(Saved data entries)
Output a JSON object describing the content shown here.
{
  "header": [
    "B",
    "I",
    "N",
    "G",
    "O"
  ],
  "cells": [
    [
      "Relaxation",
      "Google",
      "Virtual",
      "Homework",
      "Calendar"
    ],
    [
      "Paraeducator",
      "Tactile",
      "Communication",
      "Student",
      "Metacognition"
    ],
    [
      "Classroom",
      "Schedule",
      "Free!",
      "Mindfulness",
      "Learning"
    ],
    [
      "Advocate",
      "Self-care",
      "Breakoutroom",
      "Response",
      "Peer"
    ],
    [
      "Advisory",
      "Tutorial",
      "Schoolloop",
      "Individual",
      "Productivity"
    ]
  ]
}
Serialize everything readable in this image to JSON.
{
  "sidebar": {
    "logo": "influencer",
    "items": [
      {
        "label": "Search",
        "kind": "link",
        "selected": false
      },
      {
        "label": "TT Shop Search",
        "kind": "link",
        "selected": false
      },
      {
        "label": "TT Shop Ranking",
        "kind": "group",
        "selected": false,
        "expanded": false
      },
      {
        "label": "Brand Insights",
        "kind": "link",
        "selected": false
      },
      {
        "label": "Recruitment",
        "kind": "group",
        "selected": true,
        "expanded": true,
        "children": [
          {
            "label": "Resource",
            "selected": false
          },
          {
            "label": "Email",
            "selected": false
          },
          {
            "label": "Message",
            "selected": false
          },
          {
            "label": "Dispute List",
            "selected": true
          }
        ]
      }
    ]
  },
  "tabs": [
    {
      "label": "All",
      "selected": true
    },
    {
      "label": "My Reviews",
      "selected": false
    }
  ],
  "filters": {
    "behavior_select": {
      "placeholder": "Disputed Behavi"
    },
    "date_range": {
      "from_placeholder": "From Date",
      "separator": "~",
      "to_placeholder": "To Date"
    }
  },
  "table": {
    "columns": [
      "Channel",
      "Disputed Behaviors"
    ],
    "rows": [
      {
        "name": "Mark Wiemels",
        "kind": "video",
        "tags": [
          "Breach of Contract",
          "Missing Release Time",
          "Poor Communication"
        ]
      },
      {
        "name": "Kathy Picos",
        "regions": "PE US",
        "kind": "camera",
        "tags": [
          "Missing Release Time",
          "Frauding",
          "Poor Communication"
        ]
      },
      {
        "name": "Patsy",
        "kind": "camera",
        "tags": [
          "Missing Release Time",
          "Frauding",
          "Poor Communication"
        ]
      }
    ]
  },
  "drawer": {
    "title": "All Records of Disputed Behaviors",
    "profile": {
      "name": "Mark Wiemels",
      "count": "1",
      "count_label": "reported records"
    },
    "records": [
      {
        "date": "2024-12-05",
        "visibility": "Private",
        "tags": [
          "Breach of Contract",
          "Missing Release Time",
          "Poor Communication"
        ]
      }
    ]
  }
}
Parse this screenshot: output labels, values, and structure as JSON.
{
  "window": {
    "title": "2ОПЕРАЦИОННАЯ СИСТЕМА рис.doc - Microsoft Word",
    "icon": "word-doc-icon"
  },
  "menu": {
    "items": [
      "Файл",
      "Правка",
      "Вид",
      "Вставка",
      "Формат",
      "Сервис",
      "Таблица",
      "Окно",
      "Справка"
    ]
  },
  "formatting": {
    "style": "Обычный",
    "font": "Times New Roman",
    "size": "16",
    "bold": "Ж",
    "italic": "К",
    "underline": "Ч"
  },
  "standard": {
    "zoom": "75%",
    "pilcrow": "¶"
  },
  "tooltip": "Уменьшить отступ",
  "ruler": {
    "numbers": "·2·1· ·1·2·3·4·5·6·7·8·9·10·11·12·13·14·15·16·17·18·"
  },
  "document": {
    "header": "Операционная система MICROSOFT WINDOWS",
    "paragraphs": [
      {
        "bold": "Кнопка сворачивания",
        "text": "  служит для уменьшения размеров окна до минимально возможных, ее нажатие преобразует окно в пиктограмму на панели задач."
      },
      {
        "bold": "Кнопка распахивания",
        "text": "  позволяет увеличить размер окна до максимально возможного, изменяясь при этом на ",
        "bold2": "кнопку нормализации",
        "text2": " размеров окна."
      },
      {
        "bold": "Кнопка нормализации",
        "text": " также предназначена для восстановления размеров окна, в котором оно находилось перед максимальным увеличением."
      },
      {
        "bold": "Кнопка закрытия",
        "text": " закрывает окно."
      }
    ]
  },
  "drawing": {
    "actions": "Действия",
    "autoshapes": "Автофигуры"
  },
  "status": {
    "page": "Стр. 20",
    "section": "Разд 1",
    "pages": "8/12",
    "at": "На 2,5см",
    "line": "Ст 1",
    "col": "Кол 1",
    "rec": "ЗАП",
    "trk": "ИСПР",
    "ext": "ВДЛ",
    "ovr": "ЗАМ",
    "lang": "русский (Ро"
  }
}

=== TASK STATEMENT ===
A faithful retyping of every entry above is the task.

=== TASK SOLUTION ===
Output a JSON object describing the content shown here.
{
  "header": [
    "B",
    "I",
    "N",
    "G",
    "O"
  ],
  "cells": [
    [
      "Relaxation",
      "Google",
      "Virtual",
      "Homework",
      "Calendar"
    ],
    [
      "Paraeducator",
      "Tactile",
      "Communication",
      "Student",
      "Metacognition"
    ],
    [
      "Classroom",
      "Schedule",
      "Free!",
      "Mindfulness",
      "Learning"
    ],
    [
      "Advocate",
      "Self-care",
      "Breakoutroom",
      "Response",
      "Peer"
    ],
    [
      "Advisory",
      "Tutorial",
      "Schoolloop",
      "Individual",
      "Productivity"
    ]
  ]
}
Serialize everything readable in this image to JSON.
{
  "sidebar": {
    "logo": "influencer",
    "items": [
      {
        "label": "Search",
        "kind": "link",
        "selected": false
      },
      {
        "label": "TT Shop Search",
        "kind": "link",
        "selected": false
      },
      {
        "label": "TT Shop Ranking",
        "kind": "group",
        "selected": false,
        "expanded": false
      },
      {
        "label": "Brand Insights",
        "kind": "link",
        "selected": false
      },
      {
        "label": "Recruitment",
        "kind": "group",
        "selected": true,
        "expanded": true,
        "children": [
          {
            "label": "Resource",
            "selected": false
          },
          {
            "label": "Email",
            "selected": false
          },
          {
            "label": "Message",
            "selected": false
          },
          {
            "label": "Dispute List",
            "selected": true
          }
        ]
      }
    ]
  },
  "tabs": [
    {
      "label": "All",
      "selected": true
    },
    {
      "label": "My Reviews",
      "selected": false
    }
  ],
  "filters": {
    "behavior_select": {
      "placeholder": "Disputed Behavi"
    },
    "date_range": {
      "from_placeholder": "From Date",
      "separator": "~",
      "to_placeholder": "To Date"
    }
  },
  "table": {
    "columns": [
      "Channel",
      "Disputed Behaviors"
    ],
    "rows": [
      {
        "name": "Mark Wiemels",
        "kind": "video",
        "tags": [
          "Breach of Contract",
          "Missing Release Time",
          "Poor Communication"
        ]
      },
      {
        "name": "Kathy Picos",
        "regions": "PE US",
        "kind": "camera",
        "tags": [
          "Missing Release Time",
          "Frauding",
          "Poor Communication"
        ]
      },
      {
        "name": "Patsy",
        "kind": "camera",
        "tags": [
          "Missing Release Time",
          "Frauding",
          "Poor Communication"
        ]
      }
    ]
  },
  "drawer": {
    "title": "All Records of Disputed Behaviors",
    "profile": {
      "name": "Mark Wiemels",
      "count": "1",
      "count_label": "reported records"
    },
    "records": [
      {
        "date": "2024-12-05",
        "visibility": "Private",
        "tags": [
          "Breach of Contract",
          "Missing Release Time",
          "Poor Communication"
        ]
      }
    ]
  }
}
Parse this screenshot: output labels, values, and structure as JSON.
{
  "window": {
    "title": "2ОПЕРАЦИОННАЯ СИСТЕМА рис.doc - Microsoft Word",
    "icon": "word-doc-icon"
  },
  "menu": {
    "items": [
      "Файл",
      "Правка",
      "Вид",
      "Вставка",
      "Формат",
      "Сервис",
      "Таблица",
      "Окно",
      "Справка"
    ]
  },
  "formatting": {
    "style": "Обычный",
    "font": "Times New Roman",
    "size": "16",
    "bold": "Ж",
    "italic": "К",
    "underline": "Ч"
  },
  "standard": {
    "zoom": "75%",
    "pilcrow": "¶"
  },
  "tooltip": "Уменьшить отступ",
  "ruler": {
    "numbers": "·2·1· ·1·2·3·4·5·6·7·8·9·10·11·12·13·14·15·16·17·18·"
  },
  "document": {
    "header": "Операционная система MICROSOFT WINDOWS",
    "paragraphs": [
      {
        "bold": "Кнопка сворачивания",
        "text": "  служит для уменьшения размеров окна до минимально возможных, ее нажатие преобразует окно в пиктограмму на панели задач."
      },
      {
        "bold": "Кнопка распахивания",
        "text": "  позволяет увеличить размер окна до максимально возможного, изменяясь при этом на ",
        "bold2": "кнопку нормализации",
        "text2": " размеров окна."
      },
      {
        "bold": "Кнопка нормализации",
        "text": " также предназначена для восстановления размеров окна, в котором оно находилось перед максимальным увеличением."
      },
      {
        "bold": "Кнопка закрытия",
        "text": " закрывает окно."
      }
    ]
  },
  "drawing": {
    "actions": "Действия",
    "autoshapes": "Автофигуры"
  },
  "status": {
    "page": "Стр. 20",
    "section": "Разд 1",
    "pages": "8/12",
    "at": "На 2,5см",
    "line": "Ст 1",
    "col": "Кол 1",
    "rec": "ЗАП",
    "trk": "ИСПР",
    "ext": "ВДЛ",
    "ovr": "ЗАМ",
    "lang": "русский (Ро"
  }
}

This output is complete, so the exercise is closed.